Your development as a rider isn’t limited to fitness and bike handling skills. A lot has to do with cycling etiquette as well. No one wants to be that person that people are looking at and judging at the cafe, in the bunch or on the side of the road as they’re fixing a flat tyre.
In the past I have covered fashion faux pas, so here’s some riding faux pas that are equally as important to stick to. These are the things that all cyclists should know, but sometimes they need a friendly reminder so their bunch ride isn’t trying to leave without them out of sheer embarrassment.
You’ve been warned…
1. Don’t wear underwear under your chamois
While this seems obvious to most, I have seen it numerous times out on the road. This major faux pas is mostly for your own good. The reason you shouldn’t wear anything under your chamois is because the seams of your underwear will rub against your skin, causing discomfort and potentially, very painful saddle sores. Your chamois is specifically designed to be worn without underwear. It will absorb sweat and many brands have anti-bacterial agents in the chamois as well.
In short, avoid this for both comfort and to prevent medical issues. If your friend is doing this, have that awkward conversation with them and let them know it isn’t doing them any favours.
2. Don’t place your bike upside down when changing a flat tyre
Not only does this look very uncool, you can also potentially damage your bike. When you place your bike upside down, you are resting your bike on the hoods and saddle, this may scratch your precious bike. There are plenty of places to hang your bike, such as from a tree, or on a fence. Not an option? Gently lay the bike down in the grass –drive train side up, of course!
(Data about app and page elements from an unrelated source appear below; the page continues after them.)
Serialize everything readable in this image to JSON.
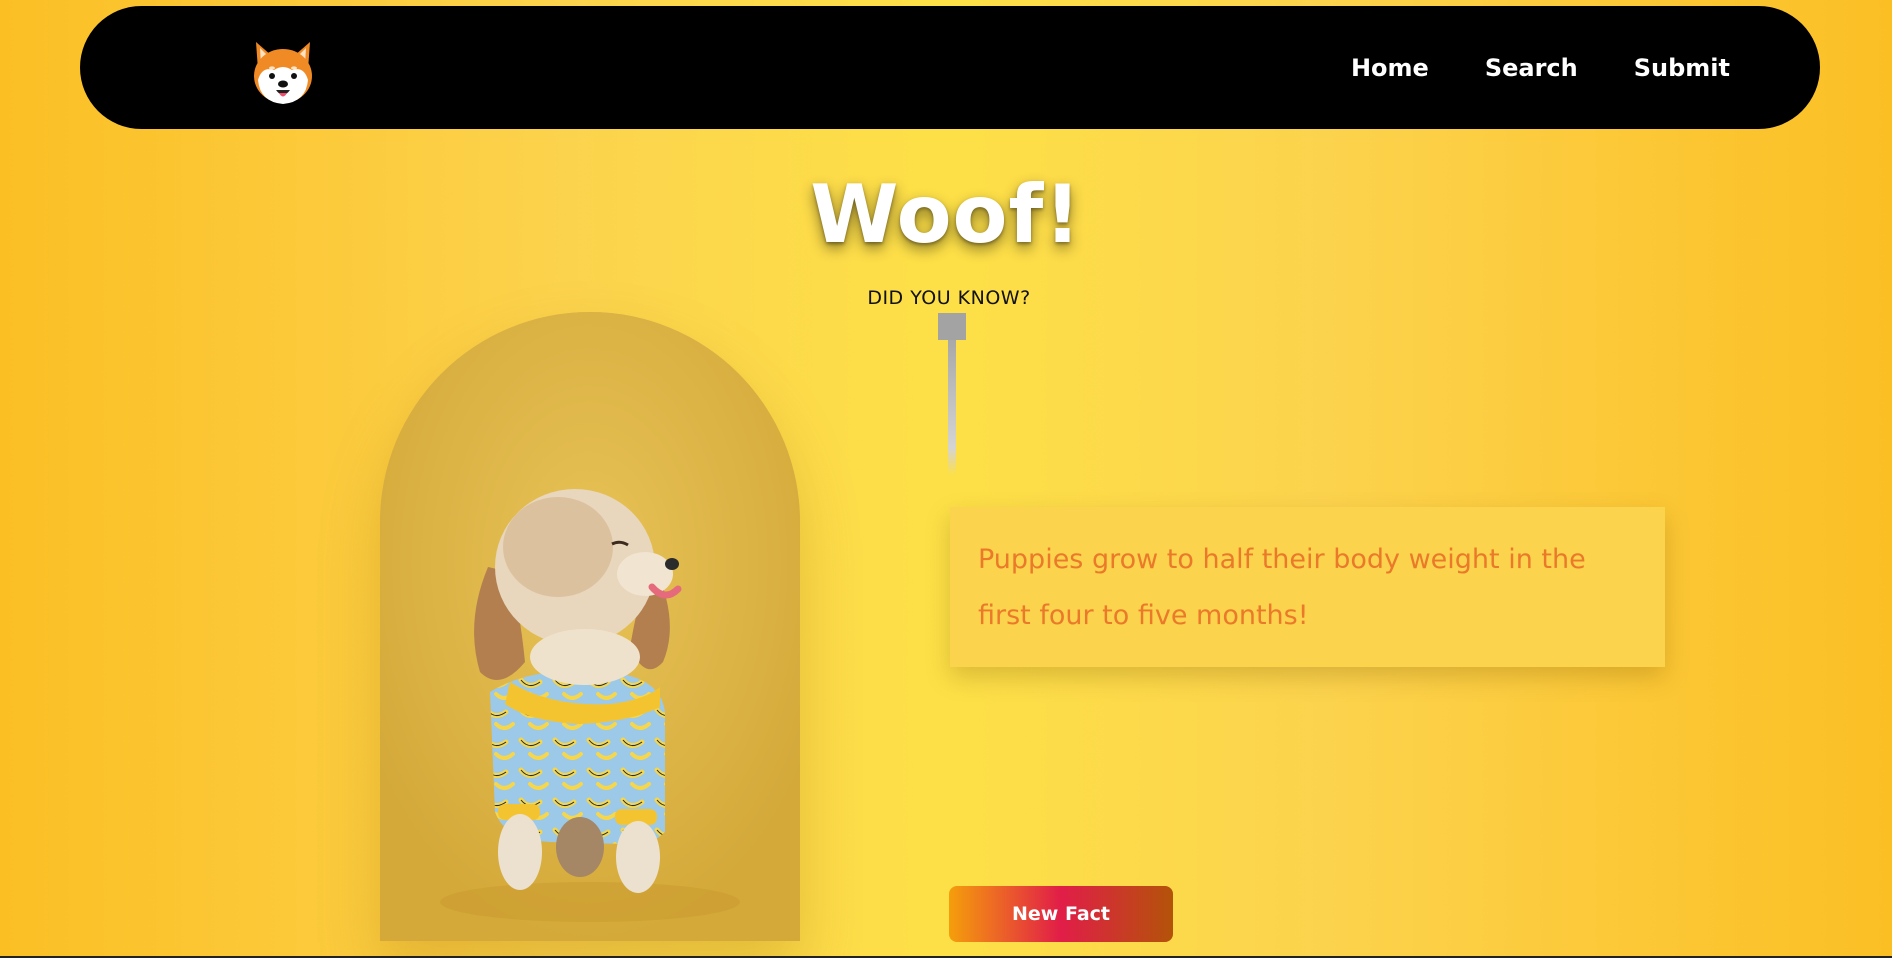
{
  "nav": {
    "logo_icon": "shiba-dog-logo-icon",
    "links": [
      "Home",
      "Search",
      "Submit"
    ]
  },
  "hero": {
    "title": "Woof!",
    "subtitle": "DID YOU KNOW?"
  },
  "fact": {
    "text": "Puppies grow to half their body weight in the first four to five months!"
  },
  "button": {
    "label": "New Fact"
  },
  "image": {
    "subject": "dog-photo"
  },
  "colors": {
    "background": "#fcd34d",
    "navbar": "#000000",
    "fact_text": "#ea7a2a",
    "button_gradient_start": "#f59e0b",
    "button_gradient_mid": "#e11d48",
    "button_gradient_end": "#b45309"
  }
}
Pro tip: hang the saddle on the back of your neck… portable stand! Even better, get your friend to hold it for you, they won’t mind. If they complain about holding your bike, they can always change your tyre for you as you hold your bike.
3. Don’t ride a dirty bike
Nothing is worse than listening to someone’s bike squeak all through a bunch ride because they have neglected to lube their chain. Just as you would judge someone’s house if it were messy, the same could be said for someone who doesn’t look after their bike. Not only will a clean bike perform better, regular maintenance diminishes the wear and tear on your components.
The old saying, “A clean bike is a fast bike” applies here, and most cyclists who race competitively will know that you can’t turn up to a bike race with a dirty, neglected bike and expect the components to work well under pressure. Take the short amount of time required to keep your bike well maintained, and your wallet will thank you. Not to mention your performance, when you shift effortless through your gears and your bike doesn’t skip a beat.
4. Don’t carry Bento boxes
There is a reason your jersey has three rear pockets. These pockets are to carry your essential items, such as your coffee money, phone and your nutrition. Bento boxes are not very pro. They make your bike look pretty unsightly. Carrying items in your back pocket is also more aero than having your handlebars and top tube obstructed by storage containers. There is no reason, unless you are doing an Ironman or a 300km ride with no stops, that you need a Bento box.
5. Lose the mirror
Rule #66: No mirrors. As Velominati clearly stated in “The Rules,” mirrors are a big no-n0. Not on your sunglasses, not on your bar-ends, not on your helmet. Simply don’t do it. It’s distracting and makes you look like a rookie.
5. Do master the #BAAW
All the cool kids are posting #BAAW shots on their Instagrams account. #BAAW shots and conversations are becoming hot topics amongst the cycling community, and I have overheard numerous cafe conversations about the best spots to capture your bike in its finest glory. Please note, I ALWAYS get caught out missing one of these, and always LOL when I get caught out!
CyclingTips posted an entire article about setting up the perfect #BAAW, but here is the summary:
- Pick yourself a nice wall.
- Lean your bike onto it, drive side always out
- Cranks must he horizontal, drive side crank facing forward
- Tyre valves, must be aligned at the bottom
- Big chain ring and smallest cog
- Remove your bidons, lights, saddle bag etc
No excuses when getting caught out committing these faux pas…or at least, have a laugh about it when you do:
So many faux pas in this picture:
About the author
The tagline to Verita Stewart’s personal blog reads: “Not a professional cyclist, yet” and it’s the “yet” that’s most telling. Verita is a Melbourne-based cyclist riding for Specialized Securitor. New to the sport, she’s quickly made the jump from commuting to recreational riding to racing.
She now juggles full-time work with full-time NRS racing and hopes to make the leap to the big-leagues sometime soon. Verita is full of stories and smiles and snark – and will bring all three to you on Ella. Follow Verita on twitter and instagram and strava.